The halls of a children’s hospital are not something you forget. If you’ve been there, the experience sticks with you. As does the courage shown by so many young patients within those walls. For a parent, having confidence that your child is getting the best possible care, and that the doctors and nurses are all part of the same team — your team — can get you and your family through the long, hard days.
My own family has been bedside-to-bedside with families with a child requiring specialized care for kidney failure, cystic fibrosis, cancer and other serious diagnoses.
Navigating life with a baby or child who needs specialized treatment is hard enough for any family; those challenges are compounded for families who are financially struggling. And when you add in the families who also live in rural communities, a difficult situation becomes a nearly impossible one. Too many faces come to mind during discussions about the challenges in our current health-care system when it comes to medically complex children of families on Medicaid — called Apple Health in Washington state.
If a child is facing a serious medical challenge, and could obtain treatment in another state, Medicaid may not allow it. Because Medicaid is a state-based program, medically complex kids are mostly limited to the hospitals within their home state. Tragically, these restrictions can prevent children from accessing treatment.
But as of April 18, that changed. On that day, the president signed into law my bipartisan Advancing Care for Exceptional Kids Act — or ACE Kids Act. This legislation makes it so that medically complex kids of families on Medicaid won’t be restricted from accessing the often lifesaving care they need simply because of their ZIP code.
For the 300,000 medically complex children in the U.S. who depend on Medicaid, that program can often be a roadblock.
A single mom of four met with me in my Vancouver, Washington, office and shared how she couldn’t get approval to take two of her medically complex kids 15 minutes away to Doernbecher Children’s Hospital in Portland. She was told she would have to drive three hours north to Seattle Children’s Hospital to get Medicaid to cover ongoing care for her kids. That’s when I knew this must change.
With ACE Kids Act now the law of the land, we have removed that barrier between kids and the treatment that could potentially save their lives.
Another challenge with the current system is the ability to coordinate care. To enhance critical care for these children, ACE Kids Act creates networks anchored by children’s hospitals. States would choose to opt into this network, allowing families to seamlessly pursue the best doctors and facilities in their home state, or in another state.

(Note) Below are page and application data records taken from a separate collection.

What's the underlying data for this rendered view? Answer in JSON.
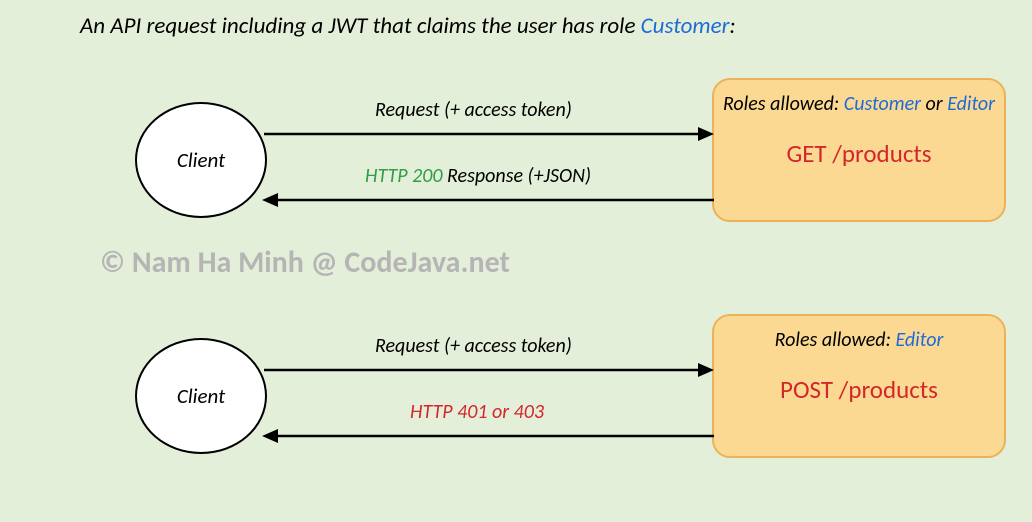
{
  "title_prefix": "An API request including a JWT that claims the user has role ",
  "title_role": "Customer",
  "title_suffix": ":",
  "client_label": "Client",
  "flow1": {
    "request_label": "Request (+ access token)",
    "response_status": "HTTP 200",
    "response_suffix": " Response (+JSON)",
    "roles_prefix": "Roles allowed:",
    "role1": "Customer",
    "role_join": " or ",
    "role2": "Editor",
    "endpoint": "GET /products"
  },
  "flow2": {
    "request_label": "Request (+ access token)",
    "error_label": "HTTP 401 or 403",
    "roles_prefix": "Roles allowed:  ",
    "role1": "Editor",
    "endpoint": "POST /products"
  },
  "watermark": "© Nam Ha Minh @ CodeJava.net"
}
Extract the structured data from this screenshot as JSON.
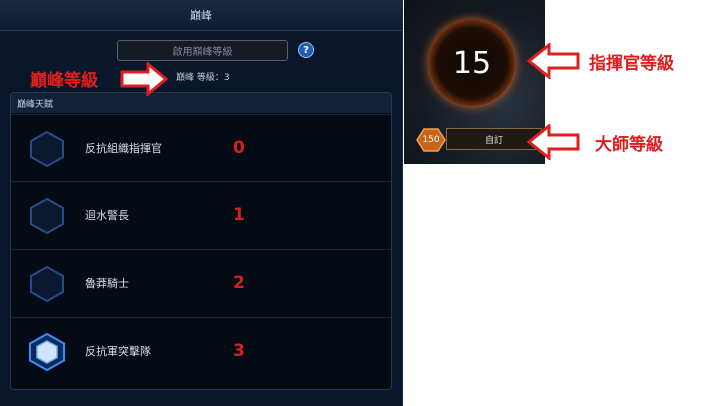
{
  "panel": {
    "title": "巔峰",
    "enable_button": "啟用巔峰等級",
    "help_icon": "?",
    "level_text": "巔峰 等級：3",
    "talent_section_title": "巔峰天賦"
  },
  "talents": [
    {
      "label": "反抗組織指揮官",
      "number": "0",
      "active": false
    },
    {
      "label": "迴水警長",
      "number": "1",
      "active": false
    },
    {
      "label": "魯莽騎士",
      "number": "2",
      "active": false
    },
    {
      "label": "反抗軍突擊隊",
      "number": "3",
      "active": true
    }
  ],
  "portrait": {
    "commander_level": "15",
    "master_level": "150",
    "custom_label": "自訂"
  },
  "annotations": {
    "paragon_level": "巔峰等級",
    "commander_level": "指揮官等級",
    "master_level": "大師等級"
  },
  "colors": {
    "annotation": "#e01e1e",
    "accent_orange": "#f07a28",
    "active_hex": "#3b8cff"
  }
}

I was pleased to partner with Seattle Children’s Hospital on this legislation. The CEO, Dr. Jeff Sperring, summed up the ACE Kids Act as legislation that “will improve access to the full range of pediatric providers, from primary care to specialized providers like Seattle Children’s, while at the same time providing additional Medicaid data to ensure care is standardized, more reliable and safer. This will result in a better system for our nation’s children and their families.”

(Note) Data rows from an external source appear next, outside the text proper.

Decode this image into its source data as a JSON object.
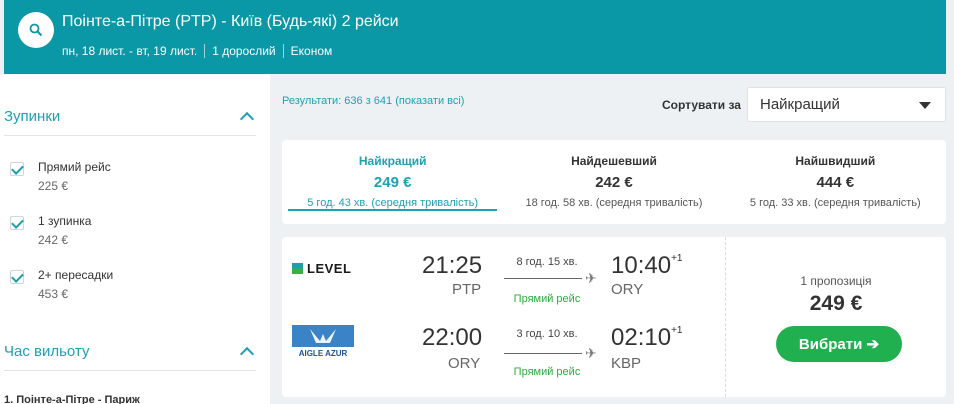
{
  "header": {
    "title": "Поінте-а-Пітре (PTP) - Київ (Будь-які) 2 рейси",
    "dates": "пн, 18 лист. - вт, 19 лист.",
    "passengers": "1 дорослий",
    "cabin": "Економ",
    "search_icon": "search-icon"
  },
  "sidebar": {
    "stops_title": "Зупинки",
    "stops": [
      {
        "label": "Прямий рейс",
        "price": "225 €",
        "checked": true
      },
      {
        "label": "1 зупинка",
        "price": "242 €",
        "checked": true
      },
      {
        "label": "2+ пересадки",
        "price": "453 €",
        "checked": true
      }
    ],
    "departure_title": "Час вильоту",
    "departure_segment": "1. Поінте-а-Пітре - Париж"
  },
  "results": {
    "summary": "Результати: 636 з 641 (показати всі)",
    "sort_label": "Сортувати за",
    "sort_value": "Найкращий"
  },
  "tabs": [
    {
      "name": "Найкращий",
      "price": "249 €",
      "duration": "5 год. 43 хв. (середня тривалість)",
      "active": true
    },
    {
      "name": "Найдешевший",
      "price": "242 €",
      "duration": "18 год. 58 хв. (середня тривалість)",
      "active": false
    },
    {
      "name": "Найшвидший",
      "price": "444 €",
      "duration": "5 год. 33 хв. (середня тривалість)",
      "active": false
    }
  ],
  "card": {
    "segments": [
      {
        "airline": "LEVEL",
        "dep_time": "21:25",
        "dep_code": "PTP",
        "duration": "8 год. 15 хв.",
        "stops": "Прямий рейс",
        "arr_time": "10:40",
        "arr_offset": "+1",
        "arr_code": "ORY"
      },
      {
        "airline": "AIGLE AZUR",
        "dep_time": "22:00",
        "dep_code": "ORY",
        "duration": "3 год. 10 хв.",
        "stops": "Прямий рейс",
        "arr_time": "02:10",
        "arr_offset": "+1",
        "arr_code": "KBP"
      }
    ],
    "offers": "1 пропозиція",
    "price": "249 €",
    "select_label": "Вибрати ➔"
  },
  "colors": {
    "header_bg": "#0a97a6",
    "accent": "#1fa0b3",
    "button": "#21b04f",
    "direct": "#2eaa3e"
  }
}
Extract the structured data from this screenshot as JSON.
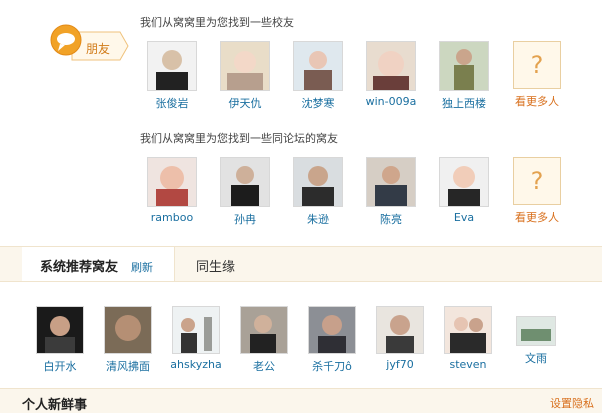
{
  "badge": {
    "label": "朋友"
  },
  "schoolmates": {
    "title": "我们从窝窝里为您找到一些校友",
    "people": [
      {
        "name": "张俊岩"
      },
      {
        "name": "伊天仇"
      },
      {
        "name": "沈梦寒"
      },
      {
        "name": "win-009a"
      },
      {
        "name": "独上西楼"
      }
    ],
    "more": {
      "symbol": "?",
      "label": "看更多人"
    }
  },
  "forum_friends": {
    "title": "我们从窝窝里为您找到一些同论坛的窝友",
    "people": [
      {
        "name": "ramboo"
      },
      {
        "name": "孙冉"
      },
      {
        "name": "朱逊"
      },
      {
        "name": "陈亮"
      },
      {
        "name": "Eva"
      }
    ],
    "more": {
      "symbol": "?",
      "label": "看更多人"
    }
  },
  "tabs": {
    "active": {
      "label": "系统推荐窝友",
      "refresh": "刷新"
    },
    "other": {
      "label": "同生缘"
    }
  },
  "recommended": [
    {
      "name": "白开水"
    },
    {
      "name": "清风拂面"
    },
    {
      "name": "ahskyzha"
    },
    {
      "name": "老公"
    },
    {
      "name": "杀千刀ô"
    },
    {
      "name": "jyf70"
    },
    {
      "name": "steven"
    },
    {
      "name": "文雨"
    }
  ],
  "footer": {
    "title": "个人新鲜事",
    "privacy": "设置隐私"
  },
  "colors": {
    "link": "#1a6fa0",
    "accent": "#d86f1c",
    "bar": "#fbf6ec"
  }
}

My hope is that ACE Kids Act is just a starting point for improving medical access to quality care for children. Low-income kids who face challenging medical needs are some of society’s most vulnerable members. We can’t fail them.

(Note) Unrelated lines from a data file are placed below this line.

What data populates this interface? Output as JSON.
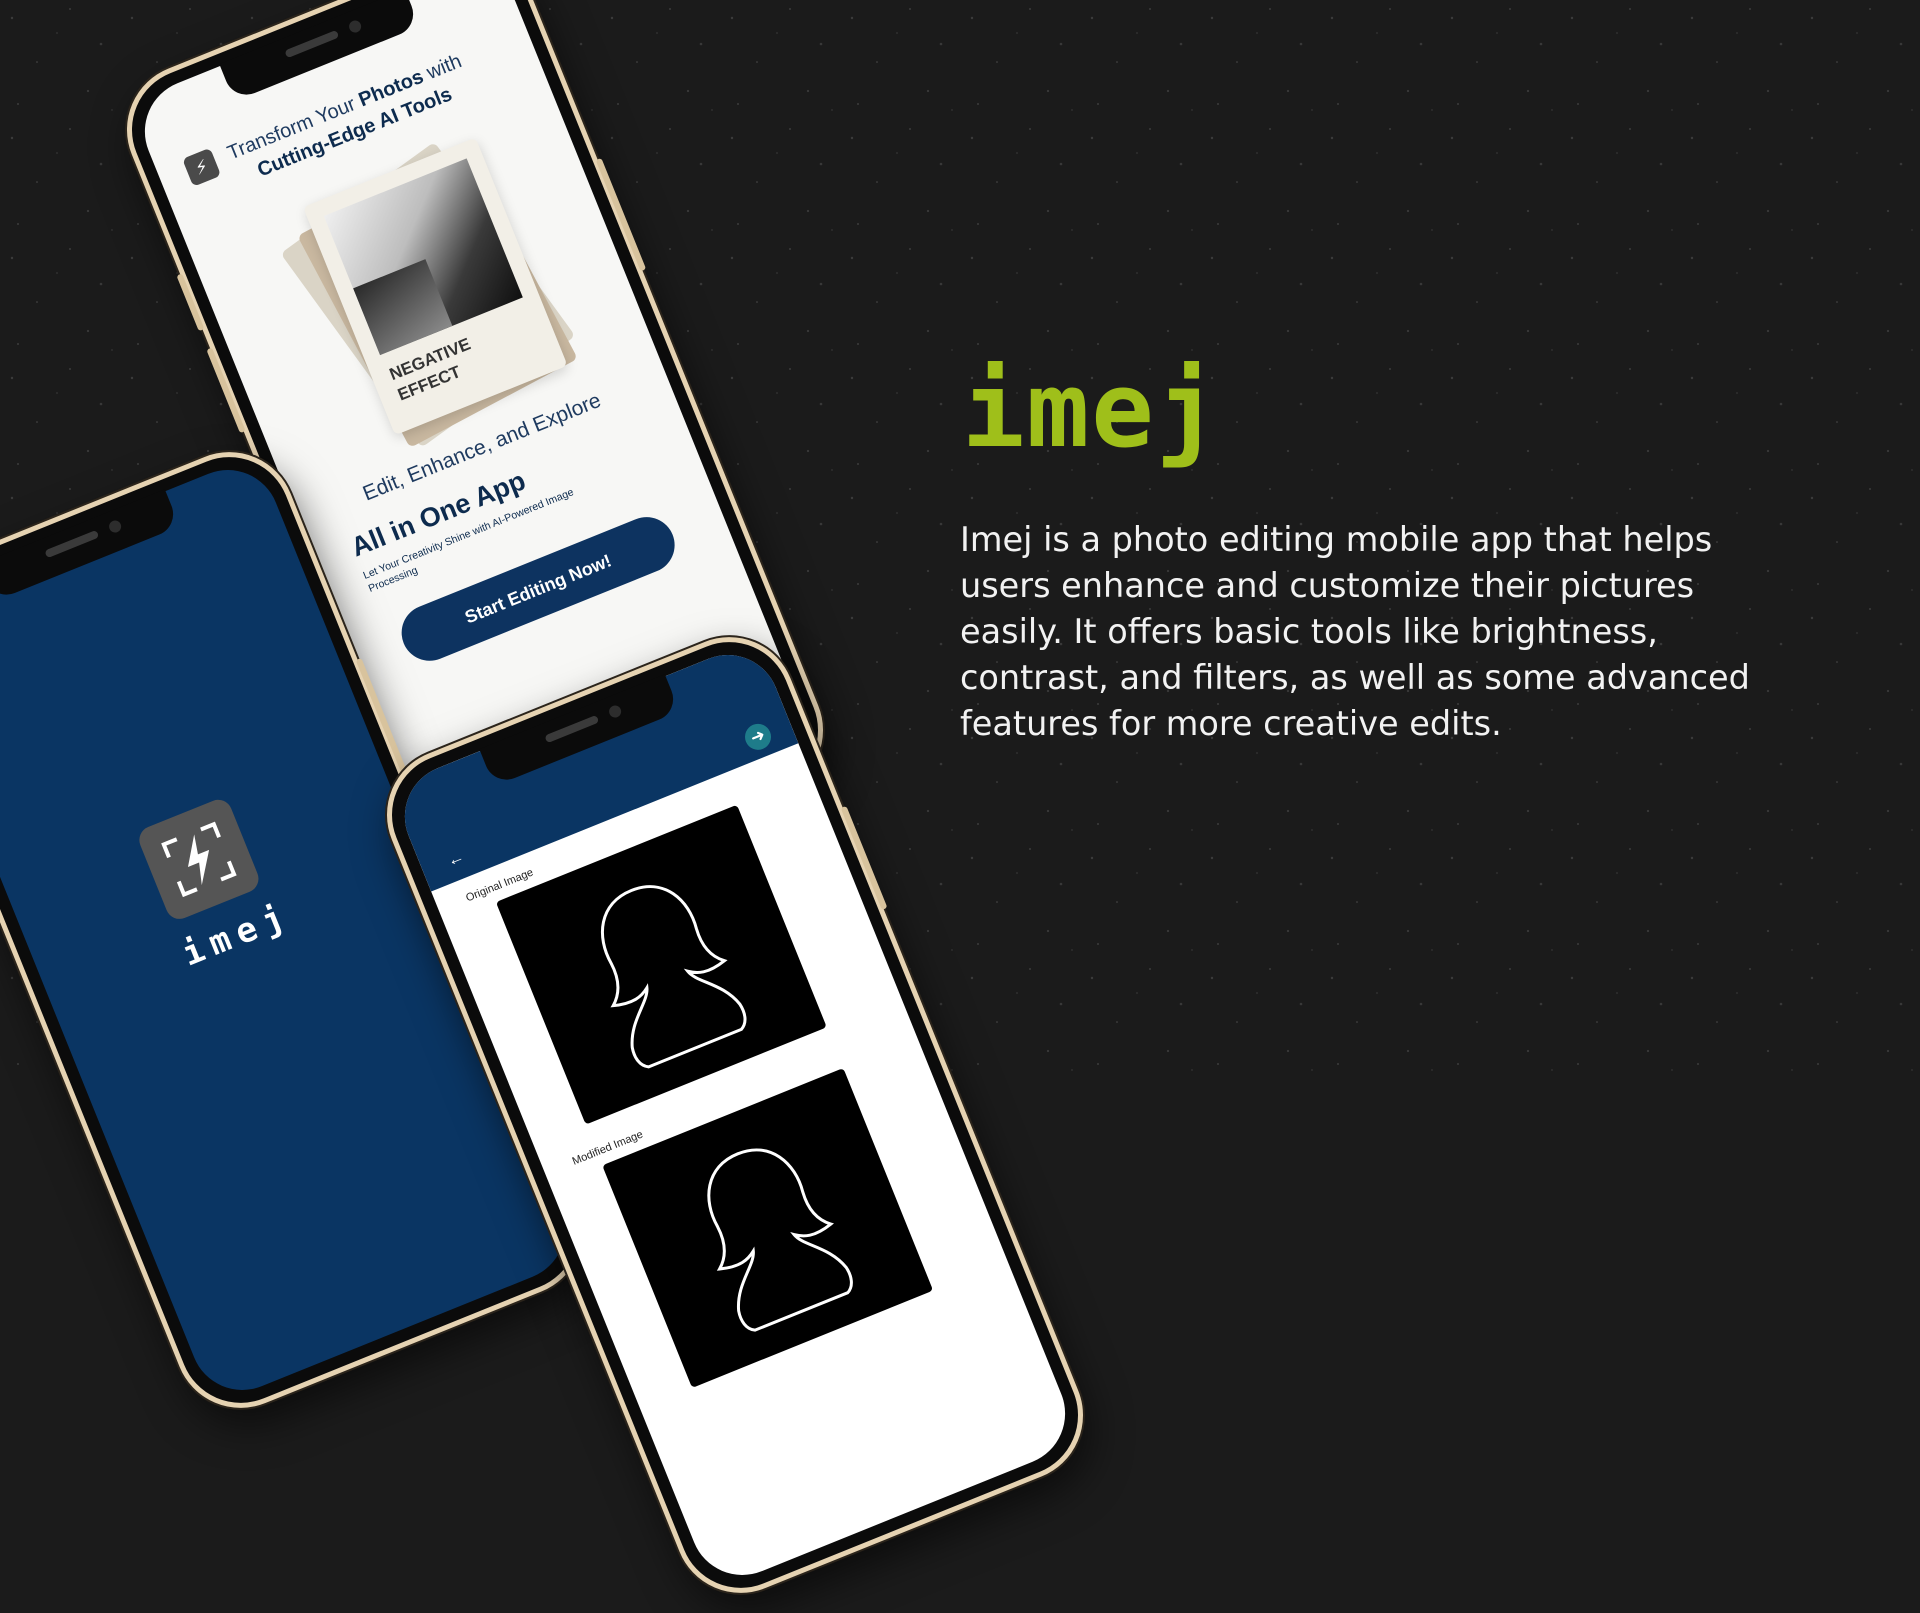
{
  "colors": {
    "background": "#1b1b1b",
    "brand_green": "#9fbf1a",
    "navy": "#0a3563",
    "phone_frame": "#e6d3b2"
  },
  "brand": {
    "name": "imej",
    "description": "Imej is a photo editing mobile app that helps users enhance and customize their pictures easily. It offers basic tools like brightness, contrast, and filters, as well as some advanced features for more creative edits."
  },
  "welcome_screen": {
    "title_part1": "Transform Your ",
    "title_bold1": "Photos",
    "title_part2": " with",
    "title_bold2": "Cutting-Edge AI Tools",
    "card_caption_line1": "NEGATIVE",
    "card_caption_line2": "EFFECT",
    "subtitle": "Edit, Enhance, and Explore",
    "app_headline": "All in One App",
    "tagline": "Let Your Creativity Shine with AI-Powered Image Processing",
    "start_button": "Start Editing Now!",
    "logo_icon": "bolt-icon"
  },
  "splash_screen": {
    "app_name": "imej",
    "logo_icon": "bolt-frame-icon"
  },
  "editor_screen": {
    "original_label": "Original Image",
    "modified_label": "Modified Image",
    "back_icon": "arrow-left-icon",
    "next_icon": "arrow-right-icon"
  }
}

ACE Kids becoming law means that children’s hospitals can be places of hope, regardless of a child’s background or how much money their parents earn. It also shows that, in an era where so many potential solutions get caught in partisan gridlock, lawmakers from both sides of the aisle can actually work together to improve the lives and health of our children. Our work isn’t done until all families and kids have the opportunity to get the care they need.